I know none of these ideas are new, but the struggle is that sometimes there is so much on our plates that often what gets removed are the things that matter to us most. The things that ground us and keep us going. I know these past few days are anomalies for me. I am relentless and will duke it out with Chris so I can run and catch up on a book, but maybe that is not true for everyone. Maybe it is taking 15 minutes to meditate, or even for those of you with young kids having a long hot shower, and going to the bathroom solo. How do we slow down and make better choices?
It is hard to believe that my day yesterday was so crazy that I missed the entire Boston Marathon coverage. After living in Boston for 4 years, I got addicted to the camaraderie and dedication of Bostonians for those running the marathon. In Boston they have an entire holiday (Patriots Day) where you actually get paid to take the day off and if you feel so inspired go and watch the marathon. Of course Patriot’s Day has nothing to do with the Boston Marathon, but it does have a nice way of working out for Bostonians. We did it a few times. If you get there early enough there are actually restaurants on Boylston Street (where the finish line is) and you can have food and drinks and sit on the sidewalk patio of a restaurant and watch the race in style. I can remember in the early days of Chris and my life together (maybe before we ever really knew where we would end up) we sat together, had brunch and watched the race.
Regardless of whether you are in Boston or not, or whether you watched the race or not, there is a charged excitement and energy around races like the Boston or New York Marathon. Just as there is with the Olympics or World Cup. These are races that show the triumph, drive, and legacy of professional and everyday runners that give it their all either year around as they train to medal in such races, or for those that are trying for their personal best. For me there is something gratifying about someone who works so hard to compete or even try to finish running 26.2 miles. When I saw that the man who placed first was just over 2 hours, I was reminded that he ran 26.2 miles in just over the time it took me to run 13.1 miles. He can run the same amount of miles in half the time that I can – AMAZING!
What inspires me about races like the Boston Marathon is the amount of hours of dedication it takes for these runners (elite or not) to prepare for such a race. Hours, days, weeks, months, maybe even a year back to last year’s race. It might mean giving up on drinks with friends, time with children or other family members. Possibly it means very early mornings to get in those long runs, or being outside in rain, snow, or sleet, or maybe if you live in a warmer climate dealing with extreme heats and dryness. Whatever the weather situation, the time of day, or the toll it takes on your body, training for a marathon is a dedication that not everyone can or wants to do. We are all capable of more than we do, but sometimes there are moments in life when we show that we can push ourselves beyond limits we never were thought were possible. There is also a kindness that other runners spread during a race – see this link for stories of how runners went above and beyond during or after the Boston Marathon.

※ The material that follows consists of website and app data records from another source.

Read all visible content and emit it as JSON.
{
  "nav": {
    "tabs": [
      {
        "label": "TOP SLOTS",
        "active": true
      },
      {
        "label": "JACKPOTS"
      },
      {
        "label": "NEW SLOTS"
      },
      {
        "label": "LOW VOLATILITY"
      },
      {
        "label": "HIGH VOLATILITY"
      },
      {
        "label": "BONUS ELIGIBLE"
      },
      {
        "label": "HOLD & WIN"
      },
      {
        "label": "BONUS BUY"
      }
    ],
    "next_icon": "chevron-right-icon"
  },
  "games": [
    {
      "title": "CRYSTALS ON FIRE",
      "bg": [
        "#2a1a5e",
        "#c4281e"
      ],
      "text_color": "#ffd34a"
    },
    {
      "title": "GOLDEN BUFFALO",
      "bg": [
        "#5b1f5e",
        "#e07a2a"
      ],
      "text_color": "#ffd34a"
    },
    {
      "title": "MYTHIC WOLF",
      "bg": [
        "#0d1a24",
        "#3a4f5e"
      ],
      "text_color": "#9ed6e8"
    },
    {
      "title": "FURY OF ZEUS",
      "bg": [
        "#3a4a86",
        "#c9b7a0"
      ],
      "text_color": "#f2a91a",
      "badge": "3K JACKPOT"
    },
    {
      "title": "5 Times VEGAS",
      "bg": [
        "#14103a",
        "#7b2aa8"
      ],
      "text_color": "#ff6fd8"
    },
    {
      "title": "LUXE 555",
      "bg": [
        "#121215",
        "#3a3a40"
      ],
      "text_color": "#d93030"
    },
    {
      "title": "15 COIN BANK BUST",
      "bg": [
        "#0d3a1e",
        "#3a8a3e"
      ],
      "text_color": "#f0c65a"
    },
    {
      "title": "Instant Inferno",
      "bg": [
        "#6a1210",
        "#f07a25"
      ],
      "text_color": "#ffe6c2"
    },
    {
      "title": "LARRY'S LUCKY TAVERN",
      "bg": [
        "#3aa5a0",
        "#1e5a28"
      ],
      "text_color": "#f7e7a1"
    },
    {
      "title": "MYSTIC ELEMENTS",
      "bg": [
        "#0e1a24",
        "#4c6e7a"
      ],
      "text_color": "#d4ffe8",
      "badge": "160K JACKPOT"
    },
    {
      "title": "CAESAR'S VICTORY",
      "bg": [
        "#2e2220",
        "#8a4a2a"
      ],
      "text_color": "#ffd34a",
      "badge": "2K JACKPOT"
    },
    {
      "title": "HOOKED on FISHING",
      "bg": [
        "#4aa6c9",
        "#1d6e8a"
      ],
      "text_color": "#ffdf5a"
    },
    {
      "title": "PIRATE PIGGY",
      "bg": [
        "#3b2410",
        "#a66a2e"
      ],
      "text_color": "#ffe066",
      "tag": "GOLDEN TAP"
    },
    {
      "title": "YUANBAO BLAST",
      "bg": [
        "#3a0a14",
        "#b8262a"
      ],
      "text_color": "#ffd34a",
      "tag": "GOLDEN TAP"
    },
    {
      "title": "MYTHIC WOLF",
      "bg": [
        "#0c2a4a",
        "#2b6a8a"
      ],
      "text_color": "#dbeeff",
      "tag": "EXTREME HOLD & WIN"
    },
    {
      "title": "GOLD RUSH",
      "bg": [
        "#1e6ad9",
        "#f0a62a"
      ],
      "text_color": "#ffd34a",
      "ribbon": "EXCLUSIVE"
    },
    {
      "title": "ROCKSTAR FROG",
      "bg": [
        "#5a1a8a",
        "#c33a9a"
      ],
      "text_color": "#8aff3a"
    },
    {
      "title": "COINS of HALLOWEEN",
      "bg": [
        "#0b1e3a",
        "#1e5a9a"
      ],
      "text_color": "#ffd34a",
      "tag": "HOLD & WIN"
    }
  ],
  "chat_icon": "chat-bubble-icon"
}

Running is a sport like no other. This year’s race was cold and rainy. It shows how many people will come out and support you rain or shine while you spend from 2 (elite athletes) to 6 hours to finish running 26.2 miles. Dedication. Perseverance. Friendship. I admire everyone that ran Boston yesterday.